The Wabanaki Confederacy is made up of five First Nations: the Mi'kmaq, Wolastoqiyik (Maliseet), Passamaquoddy, Abenaki and Penobscot.
Albert County is Mi'kmaq territory; Wolastoqiyik (Maliseet territory) goes along the St. John River and in western New Brunswick. The Passamaquoddy live in the southeast corner of New Brunswick (e.g., around Saint Andrews, St. Stephen and Grand Manan) as well as Maine. While the Mi’kmaq were largely nomadic, both the Maliseet and Passamaquoddy farmed, in addition to hunting, fishing and foraging.
At the Albert County Museum, we will feature crops traditionally grown by farmers of the Wabanaki, which means “People of the Dawn” or “People of the First Light.”
Many gardeners are familiar with the “Three Sisters” – the tradition of growing squash, corn and beans together, a practice common to many First Nations in North America. Dr. Fred Wiseman of the Seeds of Renewal Project has outlined the Seven Sisters and Two Brothers of the Wabanaki – plants grown in the Maritimes and New England.

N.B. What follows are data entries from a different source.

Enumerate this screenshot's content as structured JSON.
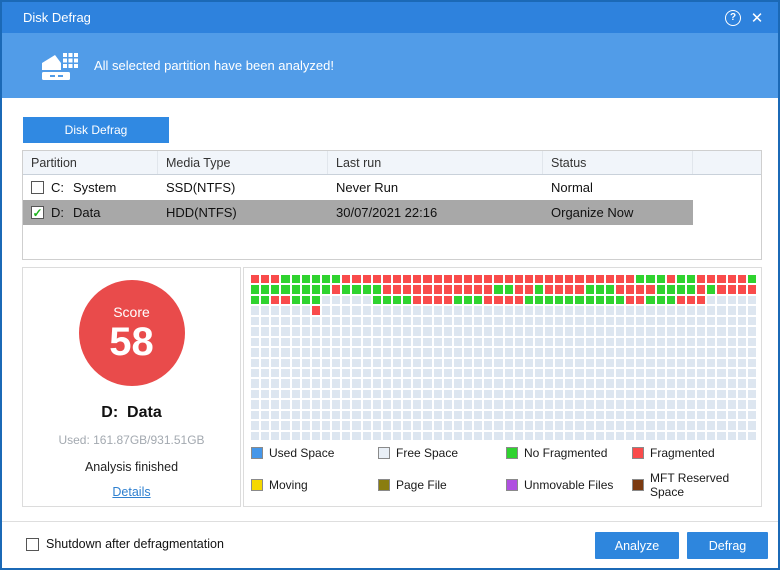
{
  "window": {
    "title": "Disk Defrag"
  },
  "titlebar": {
    "help_icon": "?",
    "close_icon": "✕"
  },
  "banner": {
    "message": "All selected partition have been analyzed!"
  },
  "tab": {
    "label": "Disk Defrag"
  },
  "partition_table": {
    "columns": [
      "Partition",
      "Media Type",
      "Last run",
      "Status"
    ],
    "rows": [
      {
        "checked": false,
        "selected": false,
        "drive": "C:",
        "name": "System",
        "media_type": "SSD(NTFS)",
        "last_run": "Never Run",
        "status": "Normal"
      },
      {
        "checked": true,
        "selected": true,
        "drive": "D:",
        "name": "Data",
        "media_type": "HDD(NTFS)",
        "last_run": "30/07/2021 22:16",
        "status": "Organize Now"
      }
    ]
  },
  "summary": {
    "score_label": "Score",
    "score_value": "58",
    "drive": "D:",
    "name": "Data",
    "used": "Used: 161.87GB/931.51GB",
    "status": "Analysis finished",
    "details_link": "Details"
  },
  "map": {
    "columns": 50,
    "cell_colors": {
      "R": "#f94b4b",
      "G": "#2fd32f",
      "E": "#dde6f0"
    },
    "rows": [
      "RRRGGGGGGRRRRRRRRRRRRRRRRRRRRRRRRRRRRRGGGRGGRRRRRG",
      "GGGGGGGGRGGGGRRRRRRRRRRRGGRRGRRRRGGGRRRRGGGGRGRRRR",
      "GGRRGGGEEEEEGGGGRRRRGGGRRRRGGGGGGGGGGRRGGGRRREEEEE",
      "EEEEEEREEEEEEEEEEEEEEEEEEEEEEEEEEEEEEEEEEEEEEEEEEE",
      "EEEEEEEEEEEEEEEEEEEEEEEEEEEEEEEEEEEEEEEEEEEEEEEEEE",
      "EEEEEEEEEEEEEEEEEEEEEEEEEEEEEEEEEEEEEEEEEEEEEEEEEE",
      "EEEEEEEEEEEEEEEEEEEEEEEEEEEEEEEEEEEEEEEEEEEEEEEEEE",
      "EEEEEEEEEEEEEEEEEEEEEEEEEEEEEEEEEEEEEEEEEEEEEEEEEE",
      "EEEEEEEEEEEEEEEEEEEEEEEEEEEEEEEEEEEEEEEEEEEEEEEEEE",
      "EEEEEEEEEEEEEEEEEEEEEEEEEEEEEEEEEEEEEEEEEEEEEEEEEE",
      "EEEEEEEEEEEEEEEEEEEEEEEEEEEEEEEEEEEEEEEEEEEEEEEEEE",
      "EEEEEEEEEEEEEEEEEEEEEEEEEEEEEEEEEEEEEEEEEEEEEEEEEE",
      "EEEEEEEEEEEEEEEEEEEEEEEEEEEEEEEEEEEEEEEEEEEEEEEEEE",
      "EEEEEEEEEEEEEEEEEEEEEEEEEEEEEEEEEEEEEEEEEEEEEEEEEE",
      "EEEEEEEEEEEEEEEEEEEEEEEEEEEEEEEEEEEEEEEEEEEEEEEEEE",
      "EEEEEEEEEEEEEEEEEEEEEEEEEEEEEEEEEEEEEEEEEEEEEEEEEE"
    ]
  },
  "legend": [
    {
      "label": "Used Space",
      "color": "#4596e8"
    },
    {
      "label": "Free Space",
      "color": "#e9eff6"
    },
    {
      "label": "No Fragmented",
      "color": "#2fd32f"
    },
    {
      "label": "Fragmented",
      "color": "#f94b4b"
    },
    {
      "label": "Moving",
      "color": "#f5d800"
    },
    {
      "label": "Page File",
      "color": "#8a7d0f"
    },
    {
      "label": "Unmovable Files",
      "color": "#b050e0"
    },
    {
      "label": "MFT Reserved Space",
      "color": "#7c3a10"
    }
  ],
  "footer": {
    "checkbox_label": "Shutdown after defragmentation",
    "checkbox_checked": false,
    "analyze_button": "Analyze",
    "defrag_button": "Defrag"
  },
  "colors": {
    "titlebar": "#2e82dd",
    "banner": "#519ce8",
    "accent_button": "#2e86dd",
    "selected_row": "#a8a8a8",
    "score_circle": "#e94b4b",
    "checkmark_green": "#1db31d"
  }
}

Sisters of the Wabanaki
Corn – short-stature flint corn varieties such as Gaspe Flint and Calais Red Flint. The corn wasn’t eaten as sweet corn, but rather dried and used for cornmeal, flour or grits.
Bean– varieties such as Vermont True Cranberry, Marfax and Jacob’s Cattle beans
Squash – including East Montpelier (a Hubbard-like variety), Boston Marrow, Long Pie pumpkin, and White Scallop squash. White Scallop date back to at least 1591 when they were grown along the coast in Maine.
Sunflower – particularly a variety with pure white seeds; grown for the oil, not for eating.
Jerusalem artichoke – a relative of the sunflower that has edible tubers
Ground cherry – small, sweet relative of the tomato. The ground cherries are enclosed in papery husks.
Brothers of the Wabanaki
Tobacco – grown for ceremonial use.
Gourd – dipper gourd used as a utensil and also for art.